Pan JW, Zhu MY, Peng HZ, Wang LL: Developmental regulation and biological functions of root border cells in higher plants. Acta Bot Sin. 2002, 44: 1-8.
Staehelin LA, Giddings TH, Kiss JZ, Sack FD: Macromolecular differentiation of Golgi stacks in root tips of Arabidopsis and Nicotiana seedlings as visualized in high pressure frozen and freeze-substituted samples. Protoplasma. 1990, 157: 75-91. 10.1007/BF01322640.
Poulsen LR, Rosa Laura López-Marqués RL, McDowell SC, Okkeri J, Licht D, Schulz A, Pomorski T, Harper JF, Palmgrena MG: The Arabidopsis P4-ATPase ALA3 localizes to the Golgi and requires a b-subunit to function in lipid translocation and secretory vesicle formation. Plant Cell. 2008, 20: 658-676. 10.1105/tpc.107.054767.
Li Y, Zee SY, Liu YM, Huang BQ, Yen LF: Circular F-actin bundles and a G-actin gradient in pollen and pollen tubes of Lilium davidii. Planta. 2001, 213: 722-730. 10.1007/s004250100543.
Liu B, Marc J, Joshi HC, Palevitz BA: A γ-tubulin-related protein associated with the microtubules arrays of higher plants in a cell cycle-dependent manner. J Cell Sci. 1993, 104: 1217-1228.
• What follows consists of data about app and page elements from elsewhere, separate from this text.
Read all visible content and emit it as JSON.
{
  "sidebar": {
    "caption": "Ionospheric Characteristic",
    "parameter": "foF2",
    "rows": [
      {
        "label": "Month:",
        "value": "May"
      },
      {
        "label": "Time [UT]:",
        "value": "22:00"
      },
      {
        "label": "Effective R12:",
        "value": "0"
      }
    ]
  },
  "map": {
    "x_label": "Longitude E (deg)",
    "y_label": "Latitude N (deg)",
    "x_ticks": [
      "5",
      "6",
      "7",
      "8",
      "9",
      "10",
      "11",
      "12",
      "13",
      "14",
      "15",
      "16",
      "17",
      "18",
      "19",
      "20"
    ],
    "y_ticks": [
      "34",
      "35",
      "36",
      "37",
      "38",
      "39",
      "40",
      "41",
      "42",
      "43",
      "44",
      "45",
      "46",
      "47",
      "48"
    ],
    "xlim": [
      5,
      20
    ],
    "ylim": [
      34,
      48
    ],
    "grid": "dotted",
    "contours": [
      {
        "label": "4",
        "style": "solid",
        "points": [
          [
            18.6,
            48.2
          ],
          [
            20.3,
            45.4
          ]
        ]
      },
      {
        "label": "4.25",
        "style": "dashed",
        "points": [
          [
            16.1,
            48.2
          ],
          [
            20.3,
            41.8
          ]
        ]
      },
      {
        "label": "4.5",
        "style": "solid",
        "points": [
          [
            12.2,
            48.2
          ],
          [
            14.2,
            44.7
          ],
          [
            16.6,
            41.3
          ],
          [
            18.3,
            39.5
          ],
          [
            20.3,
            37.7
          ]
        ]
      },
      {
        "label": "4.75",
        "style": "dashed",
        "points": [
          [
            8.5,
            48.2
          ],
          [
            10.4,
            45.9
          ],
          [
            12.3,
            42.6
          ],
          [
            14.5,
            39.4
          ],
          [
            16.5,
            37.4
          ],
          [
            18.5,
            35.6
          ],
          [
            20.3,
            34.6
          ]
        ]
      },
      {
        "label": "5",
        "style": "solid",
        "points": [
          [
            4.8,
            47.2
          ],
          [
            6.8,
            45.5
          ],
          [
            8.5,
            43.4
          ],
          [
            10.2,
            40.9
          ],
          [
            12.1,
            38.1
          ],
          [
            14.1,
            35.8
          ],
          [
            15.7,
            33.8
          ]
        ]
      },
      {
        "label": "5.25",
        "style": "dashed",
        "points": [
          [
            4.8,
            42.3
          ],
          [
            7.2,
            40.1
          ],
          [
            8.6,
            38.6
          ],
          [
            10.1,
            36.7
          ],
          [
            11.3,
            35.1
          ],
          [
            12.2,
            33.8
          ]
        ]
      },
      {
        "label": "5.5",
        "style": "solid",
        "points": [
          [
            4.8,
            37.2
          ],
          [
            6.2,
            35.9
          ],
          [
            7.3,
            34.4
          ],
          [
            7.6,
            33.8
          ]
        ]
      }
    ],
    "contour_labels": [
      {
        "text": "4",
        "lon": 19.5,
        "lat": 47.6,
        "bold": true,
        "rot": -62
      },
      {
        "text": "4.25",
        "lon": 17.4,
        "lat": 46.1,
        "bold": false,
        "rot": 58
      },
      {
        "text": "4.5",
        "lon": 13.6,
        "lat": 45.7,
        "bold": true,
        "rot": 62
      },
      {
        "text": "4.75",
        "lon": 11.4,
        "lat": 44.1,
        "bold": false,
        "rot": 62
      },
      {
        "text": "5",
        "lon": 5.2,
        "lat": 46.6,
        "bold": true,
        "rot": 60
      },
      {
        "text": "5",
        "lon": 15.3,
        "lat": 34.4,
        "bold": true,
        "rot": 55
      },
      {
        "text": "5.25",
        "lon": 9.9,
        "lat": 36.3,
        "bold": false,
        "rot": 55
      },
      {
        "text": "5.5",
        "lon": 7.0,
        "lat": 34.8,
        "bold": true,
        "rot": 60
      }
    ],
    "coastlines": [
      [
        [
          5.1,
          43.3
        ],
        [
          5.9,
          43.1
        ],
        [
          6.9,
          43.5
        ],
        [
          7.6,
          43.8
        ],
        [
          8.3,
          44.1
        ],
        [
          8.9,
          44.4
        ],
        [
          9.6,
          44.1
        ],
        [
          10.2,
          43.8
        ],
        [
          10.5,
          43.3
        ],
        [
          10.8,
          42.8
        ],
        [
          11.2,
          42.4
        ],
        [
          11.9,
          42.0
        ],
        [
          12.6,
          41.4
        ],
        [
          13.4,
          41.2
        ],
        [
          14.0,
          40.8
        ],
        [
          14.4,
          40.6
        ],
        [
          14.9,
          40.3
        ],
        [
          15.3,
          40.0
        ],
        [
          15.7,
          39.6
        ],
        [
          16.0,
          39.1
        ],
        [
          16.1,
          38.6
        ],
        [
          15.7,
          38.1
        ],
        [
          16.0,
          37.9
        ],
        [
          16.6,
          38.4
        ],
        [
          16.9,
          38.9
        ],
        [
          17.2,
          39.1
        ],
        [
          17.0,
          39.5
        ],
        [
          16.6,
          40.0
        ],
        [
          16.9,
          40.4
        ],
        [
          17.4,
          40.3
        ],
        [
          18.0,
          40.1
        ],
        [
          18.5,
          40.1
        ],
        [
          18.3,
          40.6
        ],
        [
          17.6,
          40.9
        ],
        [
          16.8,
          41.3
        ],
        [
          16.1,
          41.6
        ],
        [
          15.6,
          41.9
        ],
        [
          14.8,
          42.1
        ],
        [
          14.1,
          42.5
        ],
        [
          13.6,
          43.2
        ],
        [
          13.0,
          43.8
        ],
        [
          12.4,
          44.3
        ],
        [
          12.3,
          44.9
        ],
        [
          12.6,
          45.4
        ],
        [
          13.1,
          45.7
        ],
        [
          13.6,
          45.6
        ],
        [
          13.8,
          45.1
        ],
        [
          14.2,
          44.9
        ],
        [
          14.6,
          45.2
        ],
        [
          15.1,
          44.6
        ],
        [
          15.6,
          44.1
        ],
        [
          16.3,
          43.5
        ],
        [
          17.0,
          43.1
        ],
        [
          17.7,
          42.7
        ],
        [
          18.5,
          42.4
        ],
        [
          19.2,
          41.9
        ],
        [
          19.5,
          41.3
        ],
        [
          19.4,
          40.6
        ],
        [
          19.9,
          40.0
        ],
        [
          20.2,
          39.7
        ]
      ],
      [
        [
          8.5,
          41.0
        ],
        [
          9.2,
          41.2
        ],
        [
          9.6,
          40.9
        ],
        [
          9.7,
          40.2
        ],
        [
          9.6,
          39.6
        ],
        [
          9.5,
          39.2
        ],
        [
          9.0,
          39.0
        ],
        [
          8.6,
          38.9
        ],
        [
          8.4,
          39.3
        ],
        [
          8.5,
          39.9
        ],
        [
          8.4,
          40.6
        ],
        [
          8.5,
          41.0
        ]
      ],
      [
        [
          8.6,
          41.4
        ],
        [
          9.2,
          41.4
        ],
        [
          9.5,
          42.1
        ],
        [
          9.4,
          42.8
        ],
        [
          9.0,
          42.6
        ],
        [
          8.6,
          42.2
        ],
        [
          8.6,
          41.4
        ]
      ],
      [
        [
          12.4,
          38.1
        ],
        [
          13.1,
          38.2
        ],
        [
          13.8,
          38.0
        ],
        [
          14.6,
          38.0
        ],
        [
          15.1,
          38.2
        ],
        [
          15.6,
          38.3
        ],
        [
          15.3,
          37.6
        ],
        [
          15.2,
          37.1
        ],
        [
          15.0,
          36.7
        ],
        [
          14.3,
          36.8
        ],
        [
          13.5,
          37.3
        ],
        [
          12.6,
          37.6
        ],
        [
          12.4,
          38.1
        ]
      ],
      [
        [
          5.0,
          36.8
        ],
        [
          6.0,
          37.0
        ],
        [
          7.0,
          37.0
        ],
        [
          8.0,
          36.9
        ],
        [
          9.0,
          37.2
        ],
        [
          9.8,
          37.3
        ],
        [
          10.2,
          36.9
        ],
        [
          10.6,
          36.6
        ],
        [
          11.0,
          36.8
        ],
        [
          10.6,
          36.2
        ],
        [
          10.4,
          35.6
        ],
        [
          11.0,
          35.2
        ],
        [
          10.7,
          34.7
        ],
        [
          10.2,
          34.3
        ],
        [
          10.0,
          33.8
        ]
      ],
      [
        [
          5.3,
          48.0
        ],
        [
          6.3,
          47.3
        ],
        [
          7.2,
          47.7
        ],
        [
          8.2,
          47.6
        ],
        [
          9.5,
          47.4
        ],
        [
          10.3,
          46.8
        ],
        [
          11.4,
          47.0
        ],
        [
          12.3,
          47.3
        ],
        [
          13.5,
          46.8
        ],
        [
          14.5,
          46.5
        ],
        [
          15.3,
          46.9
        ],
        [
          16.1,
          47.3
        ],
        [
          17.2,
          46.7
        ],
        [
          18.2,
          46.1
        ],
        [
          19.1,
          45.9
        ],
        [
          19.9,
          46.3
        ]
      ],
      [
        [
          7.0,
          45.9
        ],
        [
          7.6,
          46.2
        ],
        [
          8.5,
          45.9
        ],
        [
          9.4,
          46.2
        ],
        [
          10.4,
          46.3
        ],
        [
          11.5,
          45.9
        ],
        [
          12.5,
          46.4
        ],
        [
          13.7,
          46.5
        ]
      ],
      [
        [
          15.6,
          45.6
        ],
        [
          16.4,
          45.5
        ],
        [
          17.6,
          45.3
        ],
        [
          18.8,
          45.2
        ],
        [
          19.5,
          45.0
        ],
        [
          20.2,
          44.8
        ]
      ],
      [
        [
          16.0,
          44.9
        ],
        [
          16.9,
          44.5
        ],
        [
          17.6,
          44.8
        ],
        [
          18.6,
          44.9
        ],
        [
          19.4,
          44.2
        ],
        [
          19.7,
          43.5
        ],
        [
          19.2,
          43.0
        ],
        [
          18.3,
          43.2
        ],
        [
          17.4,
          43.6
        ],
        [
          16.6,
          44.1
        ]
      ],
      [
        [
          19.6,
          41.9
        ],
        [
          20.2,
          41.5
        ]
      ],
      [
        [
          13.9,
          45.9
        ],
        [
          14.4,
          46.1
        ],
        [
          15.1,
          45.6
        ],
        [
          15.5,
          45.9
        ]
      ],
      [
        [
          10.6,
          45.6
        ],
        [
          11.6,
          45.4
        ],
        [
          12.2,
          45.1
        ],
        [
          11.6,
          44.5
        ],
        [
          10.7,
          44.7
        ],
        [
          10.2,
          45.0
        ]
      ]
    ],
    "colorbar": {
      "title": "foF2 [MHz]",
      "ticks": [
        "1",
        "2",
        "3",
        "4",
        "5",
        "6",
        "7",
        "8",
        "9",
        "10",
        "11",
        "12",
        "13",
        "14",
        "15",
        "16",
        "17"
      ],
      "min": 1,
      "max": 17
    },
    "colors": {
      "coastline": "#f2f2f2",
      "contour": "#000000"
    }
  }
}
Lee YRJ, Liu B: Identification of a phragmoplast-associated kinesin related protein in higher plants. Curr Biol. 2000, 10: 797-800. 10.1016/S0960-9822(00)00564-9.
Bosch Van den KA, Newcomb EH: Immunogold localization of nodule-specific uricase in developing soybean root nodules. Planta. 1986, 167: 425-436. 10.1007/BF00391217.
Chen Y, Zhang W, Zhao L, Li Y: AtGRIP protein locates to the secretory vesicles of trans Golgi-network in Arabidopsis root cap cells. Chinese Sci Bull. 2008, 53: 3191-3197. 10.1007/s11434-008-0420-4.
We thank Dr. Bo Liu for providing AtKinesin-13A antibody and the Arabidopsis seeds of Nag-GFP and kinesin-13a-1 T-DNA line. We also thank the Arabidopsis Biological Research Center for services. This study was supported by the National Natural Science Foundation of China (30721062, 30570924 and 30870143)
LW carried out the immuno-labeling and microscopy observation, and drafted the manuscript. WZ carried out the conventional transmission electron microscope observation. ZL participated in the conventional transmission electron microscope observation. YL conceived of the study, and participated in its design and coordination and helped to draft the manuscript. All authors read and approved the final manuscript.
Liqin Wei, Wei Zhang contributed equally to this work.